Twelve months later my 50th birth year passed into history as I completed climb number Five-O in the afternoon of New Year’s Eve.

During that year I stood atop Stone Mountain beside pools of ice and under a sun so hot, I swear you could fry bacon on that rock. I climbed at sunrise, sunset, noonday and once under a full moon.  I climbed alone and I climbed with kinfolk, church friends, neighbors and houseguests from around the world.

I spent a year schlepping myself up and down Atlanta’s most famous piece of granite and I have news:  Stone Mountain is a treasure. Climbing the mountain gave me some marvelous gifts that year, among them these memorable lessons:

Lesson One:  There is big value in feeling small.

Standing on a piece of rock that pre-dates me by a few million years and will still be there long after I’ve entered the cloud-boat, as Mary Oliver puts it, has a way of putting perspective on some things. Like the size of my troubles, for instance. The shape of my priorities. The difference between the truly important and the merely urgent. My place in God’s bigger picture.

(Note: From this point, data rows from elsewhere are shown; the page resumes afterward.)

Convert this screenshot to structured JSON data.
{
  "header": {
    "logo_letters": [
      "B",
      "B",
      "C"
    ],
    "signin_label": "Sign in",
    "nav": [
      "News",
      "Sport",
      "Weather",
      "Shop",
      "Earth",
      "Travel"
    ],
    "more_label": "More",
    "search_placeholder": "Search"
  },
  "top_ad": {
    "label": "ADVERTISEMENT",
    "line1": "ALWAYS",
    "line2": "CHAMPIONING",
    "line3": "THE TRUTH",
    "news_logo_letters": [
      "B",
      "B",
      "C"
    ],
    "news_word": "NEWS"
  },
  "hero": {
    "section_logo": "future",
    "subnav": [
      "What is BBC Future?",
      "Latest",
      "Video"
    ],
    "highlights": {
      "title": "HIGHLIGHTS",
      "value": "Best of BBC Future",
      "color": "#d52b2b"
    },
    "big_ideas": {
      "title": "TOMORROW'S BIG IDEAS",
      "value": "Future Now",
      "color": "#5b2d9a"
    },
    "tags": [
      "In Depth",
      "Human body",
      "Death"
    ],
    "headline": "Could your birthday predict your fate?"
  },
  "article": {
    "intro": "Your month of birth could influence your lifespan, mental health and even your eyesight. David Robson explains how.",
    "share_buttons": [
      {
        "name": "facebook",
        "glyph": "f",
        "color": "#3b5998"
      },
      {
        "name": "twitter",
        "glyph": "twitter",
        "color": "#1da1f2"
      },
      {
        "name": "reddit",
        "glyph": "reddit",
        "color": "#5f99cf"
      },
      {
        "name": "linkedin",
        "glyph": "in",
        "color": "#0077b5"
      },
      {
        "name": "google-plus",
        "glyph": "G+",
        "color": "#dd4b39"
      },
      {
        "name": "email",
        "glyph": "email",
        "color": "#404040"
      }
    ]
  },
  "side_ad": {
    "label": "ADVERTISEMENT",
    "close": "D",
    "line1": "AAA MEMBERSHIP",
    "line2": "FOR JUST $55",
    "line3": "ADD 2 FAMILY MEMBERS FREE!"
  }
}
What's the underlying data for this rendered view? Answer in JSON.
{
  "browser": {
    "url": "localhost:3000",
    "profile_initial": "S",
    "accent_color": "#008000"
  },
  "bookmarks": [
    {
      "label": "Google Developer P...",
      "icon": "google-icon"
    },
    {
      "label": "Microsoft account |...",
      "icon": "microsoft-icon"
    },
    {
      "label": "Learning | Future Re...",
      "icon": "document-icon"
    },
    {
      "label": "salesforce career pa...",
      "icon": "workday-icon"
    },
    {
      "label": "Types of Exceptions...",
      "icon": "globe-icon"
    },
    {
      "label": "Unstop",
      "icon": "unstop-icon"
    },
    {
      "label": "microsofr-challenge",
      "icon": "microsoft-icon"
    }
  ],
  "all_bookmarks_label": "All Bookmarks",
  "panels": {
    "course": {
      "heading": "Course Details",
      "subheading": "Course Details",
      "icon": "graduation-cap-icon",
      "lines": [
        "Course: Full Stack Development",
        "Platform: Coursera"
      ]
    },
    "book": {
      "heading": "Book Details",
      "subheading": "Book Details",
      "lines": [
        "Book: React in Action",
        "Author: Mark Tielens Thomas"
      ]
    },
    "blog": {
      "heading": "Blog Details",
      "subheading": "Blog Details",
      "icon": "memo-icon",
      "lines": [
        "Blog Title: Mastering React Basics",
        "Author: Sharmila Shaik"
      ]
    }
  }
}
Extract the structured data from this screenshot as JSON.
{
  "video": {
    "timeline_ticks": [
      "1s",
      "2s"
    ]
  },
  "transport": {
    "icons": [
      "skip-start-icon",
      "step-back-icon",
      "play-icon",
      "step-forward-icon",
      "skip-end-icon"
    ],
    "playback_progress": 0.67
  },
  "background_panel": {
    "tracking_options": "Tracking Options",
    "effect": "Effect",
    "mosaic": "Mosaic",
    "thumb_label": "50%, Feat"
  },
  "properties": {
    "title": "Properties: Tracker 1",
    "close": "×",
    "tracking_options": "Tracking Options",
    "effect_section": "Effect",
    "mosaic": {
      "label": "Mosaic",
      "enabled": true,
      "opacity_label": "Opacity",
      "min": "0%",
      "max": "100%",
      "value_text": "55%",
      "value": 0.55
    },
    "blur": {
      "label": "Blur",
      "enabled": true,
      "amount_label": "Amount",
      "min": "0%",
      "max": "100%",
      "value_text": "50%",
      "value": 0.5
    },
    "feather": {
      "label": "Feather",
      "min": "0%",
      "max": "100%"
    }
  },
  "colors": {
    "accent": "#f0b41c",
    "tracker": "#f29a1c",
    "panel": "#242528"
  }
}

Lesson Two:  Everyone needs to stand on top of something.

A mountain can be a great metaphor for life. The physical act of ascending a mountain brings a sense of overcoming, not only the rock itself, but other obstacles as well. Some challenges we face are relatively minor: Irritating people. Frustrations at work. Everyday stress. Others are more daunting. In May, on the day when my husband’s brother took his life, I stood on the summit, shook my fists in the air and shouted at death: “You don’t get the final word down here!”  In some mysterious way, my feet seemed planted not only on the crest of that mountain, but also on the neck of everything that wants to break us down here:  Depression. Cancer.  Addiction. Death.

Lesson Three:  Some moments are meant to be savored, not seized by the lapels.

I lean toward the sin of workaholism. Sometimes I’m so busy maximizing the moment that I lose sight of this cardinal rule:  When it comes to life, you must be present to win.

During one of my climbs early last spring I was marching up the stone trail, iPhone in hand, fielding calls and sending text messages. Somewhere near the top, during a water break, I caught sight of a Red-Tailed Hawk circling overhead, every movement of his wings so effortless, so graceful. As he swooped near the place where I stood jabbing at my phone, I thought I saw him shake his head and roll his steely eyes at me, as if to say, “What’s the point?”

No Time Like the Present

I heartily recommend the practice of marking each year in some intentional way. If you’ve never tried it before, there’s no time like the present—it’s not too late. Here are some possibilities:

Plant a garden. Run a marathon. Finish writing that book. Try talking to God. Try listening to God. Forgive somebody. Forgive yourself. Climb a mountain. There are a million ways to bow your head and say thanks for the gift of life.

Originally published in the Atlanta Journal Constitution January 9, 2011.